October 31, 1927
Harry Walker Haythorn, the younger brother of Walter P. Haythorn, was born to Harry & Emma Gilpin Haythorn, July 11, 1895. Growing up at the turn of the century Walter and Harry were given much responsibility at an early age, quickly learning the ways of cattle, horses and the Sandhills. Though different in ability and personalities, they built on their family relationship throughout their lives. Confident in his two son’s ability, father Harry sent them out on the P.A. Yeast Wagon so he could spend more time overseeing his own ever expanding ranch. The young brothers were becoming accomplished bronc riders so whenever they came across a rank horse they would trade for a broke one from the Yeast Remuda so they could hone their skills. The following summer the boys were hired with explicit instructions to trade for all the good horses they had traded away. By the time Walt and Harry were handed the reins to the ranch the Haythorn brothers had become synonymous with the Sandhills and the cowboy way of life. By the late “teens” the ranch was dominated by horned Herefords with little evidence of longhorns remaining. Horses always played a huge part on the ranch and utilization of remount stallions and marketing of horses to the government was a major source of income. Walt and Harry W broke every horse to drive then continued working the biggest ones and rode the smaller ones. The two brothers also put together a string of bucking horses which they trailed or shipped by train to local rodeos. They later sold most of these horses to Bill O’Conner to put into his rough stock string. They continued to sell bucking horses to Bill that may have been ridden on the ranch for more than 6 years.
Harry W. was drafted into the US Army and was involved in a skirmish in Europe called “The Great War”. He returned home in 1918 and later married a local gal. Harry Walker Haythorn was wed to Emeline Menter in Los Angeles, California on February 1, 1921 witnessed by his parents Harry and Emma.
Harry W tried his hand in the movie business and was a stunt driver in the chariot race scene of the original movie “Ben Hur” all the while raising a family and running a ranch with his brother.
Emeline and Hazel, Walter’s wife, were sisters and were daughters of the first licensed vet in the area, Charles Menter. The union of Harry W and Emeline produced four children, Helen Marie, Harry Knight, Howard Conrad and Patricia Ann. The two oldest died at very young ages.
Harry W and Walter ran the ranch as partners, Walt at Arthur and Harry at Lemoyne. Construction on Kingsley Dam began in the mid 30’s to be completed by 1940. The lake would flood much of the south end of the Haythorn Ranch sending Harry looking for another ranch.

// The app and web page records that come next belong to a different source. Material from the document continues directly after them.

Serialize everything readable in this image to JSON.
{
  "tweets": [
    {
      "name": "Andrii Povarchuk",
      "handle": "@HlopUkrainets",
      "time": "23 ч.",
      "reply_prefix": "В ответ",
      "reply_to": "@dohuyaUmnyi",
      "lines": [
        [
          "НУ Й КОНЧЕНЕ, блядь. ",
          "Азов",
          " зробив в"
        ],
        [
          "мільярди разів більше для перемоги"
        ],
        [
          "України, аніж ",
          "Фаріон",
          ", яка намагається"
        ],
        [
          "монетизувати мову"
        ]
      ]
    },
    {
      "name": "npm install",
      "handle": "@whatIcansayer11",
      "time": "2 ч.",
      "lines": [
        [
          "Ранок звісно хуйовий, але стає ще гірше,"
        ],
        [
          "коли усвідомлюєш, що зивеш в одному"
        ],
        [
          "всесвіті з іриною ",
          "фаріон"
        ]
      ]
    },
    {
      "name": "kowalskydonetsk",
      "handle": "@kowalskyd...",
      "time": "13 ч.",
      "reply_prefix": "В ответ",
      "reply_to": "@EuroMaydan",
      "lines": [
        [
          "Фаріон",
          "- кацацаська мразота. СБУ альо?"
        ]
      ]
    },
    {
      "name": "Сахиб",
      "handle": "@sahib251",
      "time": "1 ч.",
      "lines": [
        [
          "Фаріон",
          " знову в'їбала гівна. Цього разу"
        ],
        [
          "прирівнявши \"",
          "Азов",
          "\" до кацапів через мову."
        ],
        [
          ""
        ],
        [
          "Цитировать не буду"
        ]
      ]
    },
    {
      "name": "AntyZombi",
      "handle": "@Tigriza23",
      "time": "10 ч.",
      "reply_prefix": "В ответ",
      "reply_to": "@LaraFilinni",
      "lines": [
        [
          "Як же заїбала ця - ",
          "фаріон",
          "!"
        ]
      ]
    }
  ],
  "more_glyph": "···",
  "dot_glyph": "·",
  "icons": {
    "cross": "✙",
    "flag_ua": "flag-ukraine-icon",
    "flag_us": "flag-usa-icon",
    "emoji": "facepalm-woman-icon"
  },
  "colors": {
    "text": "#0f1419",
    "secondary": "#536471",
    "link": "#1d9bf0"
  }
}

After looking at many places in both Colorado and Nebraska, he ran into an old friend on the train from Omaha after selling some cattle who told him he had a ranch for sale. Harry got off the train, looked at the ranch, got back on the train, went home and told his family to start packing, he had bought a ranch. Walter and Harry split the cattle and horses and Harry trailed his half the 70 miles or so to the Ranch in Maxwell. It took them 9 days including 3 days at Birdwood Creek where they split the heifers. They leased the Birdwood where they ran yearling heifers. After they split the heifers and keeping some each, the rest were trailed to Sutherland where they were loaded on a train and shipped to Omaha.
Howard went to school in Brady for two years and then followed tradition and attended St. Johns Military Academy in Salina, Kansas. Graduating with honors in 1945.
In February of 1951 Howard married SueAnn Cochran and later that month left for Korea where he served from 1951 to 1953 as a member of the US Army Corps of Engineers. The union of Howard and SueAnn produced three children. Mary Helen in 1954, Margaret Emeline in 1955 and Harry Byron in 1960.
Howard rodeoed on weekends when possible and in 1961 he qualified for the first RCA steer roping finals in Clayton, NM. In 1962 he flagged for the finals in Clayton and qualified in 1963 for the finals in Pawhuska, OK and finished 4th. Howard continued to be an innovator in ranching and promoter of the western way of life. As it became economically mandatory to breed yearling heifers, he introduced the longhorn breed to this area and began raising longhorns and breeding them to heifers in the mid 60’s.
Howard has been a leader in the breeding of quarter horses and draft breeds for seven decades. He has successfully bred and shown cutting and reigning horses and raised and trained many top calf and steer roping horses. Through his hard work and vision of the West, Howard has been honored by being inducted into the National Cowboy and Western Heritage Museum’s Hall of Great Westerners and by leading Haythorn Ranch Company to be the recipient of the 2009 AQHA Best Remuda Award. Howard has added to a legacy that his ancestors and all in the Sandhills can be proud of. This Legacy will be honored and built upon by the fourth and fifth generations of the Haythorn family who are actively working Haythorn Ranch Company.